From the following material, say how many lines have "content" in them; write only the number.

════════

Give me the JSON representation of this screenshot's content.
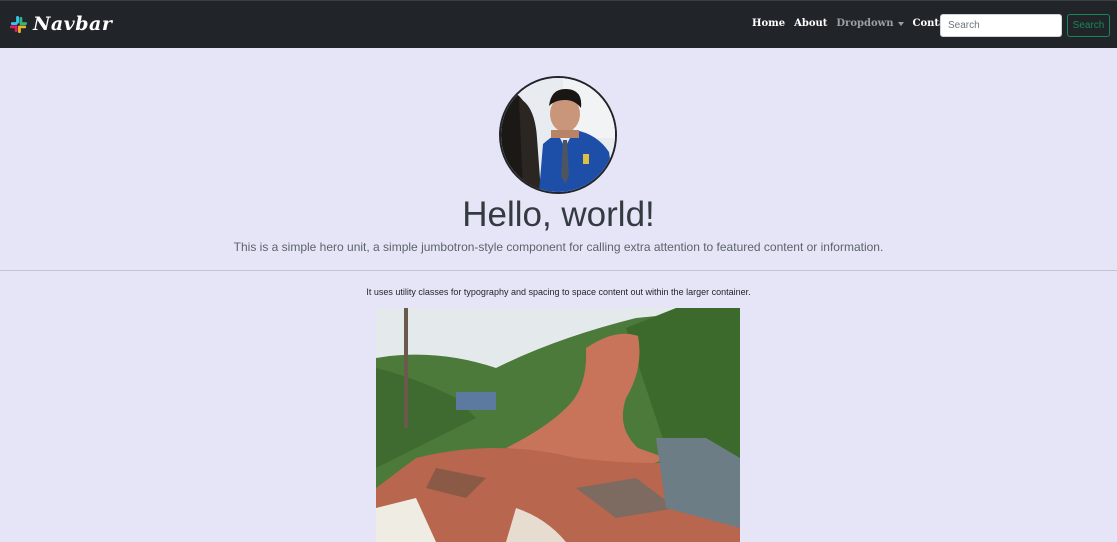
{
  "navbar": {
    "brand": "Navbar",
    "links": [
      {
        "label": "Home"
      },
      {
        "label": "About"
      },
      {
        "label": "Dropdown"
      },
      {
        "label": "Contact"
      }
    ],
    "search": {
      "placeholder": "Search",
      "value": "",
      "button_label": "Search"
    }
  },
  "hero": {
    "title": "Hello, world!",
    "lead": "This is a simple hero unit, a simple jumbotron-style component for calling extra attention to featured content or information."
  },
  "content": {
    "text": "It uses utility classes for typography and spacing to space content out within the larger container."
  },
  "colors": {
    "navbar_bg": "#212529",
    "page_bg": "#e5e5f7",
    "search_button": "#198754"
  },
  "icons": {
    "brand_logo": "slack-logo-icon",
    "dropdown_caret": "caret-down-icon"
  }
}
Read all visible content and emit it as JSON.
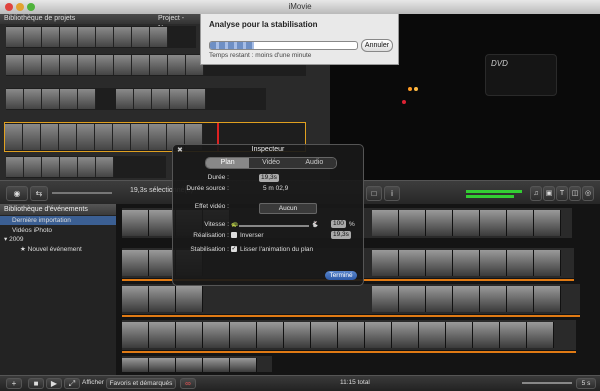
{
  "window": {
    "title": "iMovie"
  },
  "project_library": {
    "header": "Bibliothèque de projets",
    "project_name": "Project - Nouve..."
  },
  "viewer": {
    "dvd_label": "DVD"
  },
  "analysis": {
    "title": "Analyse pour la stabilisation",
    "progress": 0.3,
    "cancel_label": "Annuler",
    "remaining": "Temps restant : moins d'une minute"
  },
  "toolbar": {
    "selection": "19,3s sélectionné(e)"
  },
  "event_library": {
    "header": "Bibliothèque d'événements",
    "items": [
      {
        "label": "Dernière importation"
      },
      {
        "label": "Vidéos iPhoto"
      },
      {
        "label": "2009"
      },
      {
        "label": "Nouvel événement"
      }
    ]
  },
  "inspector": {
    "title": "Inspecteur",
    "tabs": [
      {
        "label": "Plan"
      },
      {
        "label": "Vidéo"
      },
      {
        "label": "Audio"
      }
    ],
    "duration_label": "Durée :",
    "duration_value": "19,3s",
    "source_duration_label": "Durée source :",
    "source_duration_value": "5 m 02,9",
    "video_effect_label": "Effet vidéo :",
    "video_effect_value": "Aucun",
    "speed_label": "Vitesse :",
    "speed_value": "100",
    "speed_unit": "%",
    "playback_label": "Réalisation :",
    "reverse_label": "Inverser",
    "playback_value": "19,3s",
    "stabilization_label": "Stabilisation :",
    "smooth_label": "Lisser l'animation du plan",
    "done_label": "Terminé"
  },
  "bottom_bar": {
    "show_label": "Afficher",
    "filter_value": "Favoris et démarqués",
    "total": "11:15 total",
    "zoom": "5 s"
  }
}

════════

» OUTPUT FOR THIS TASK
5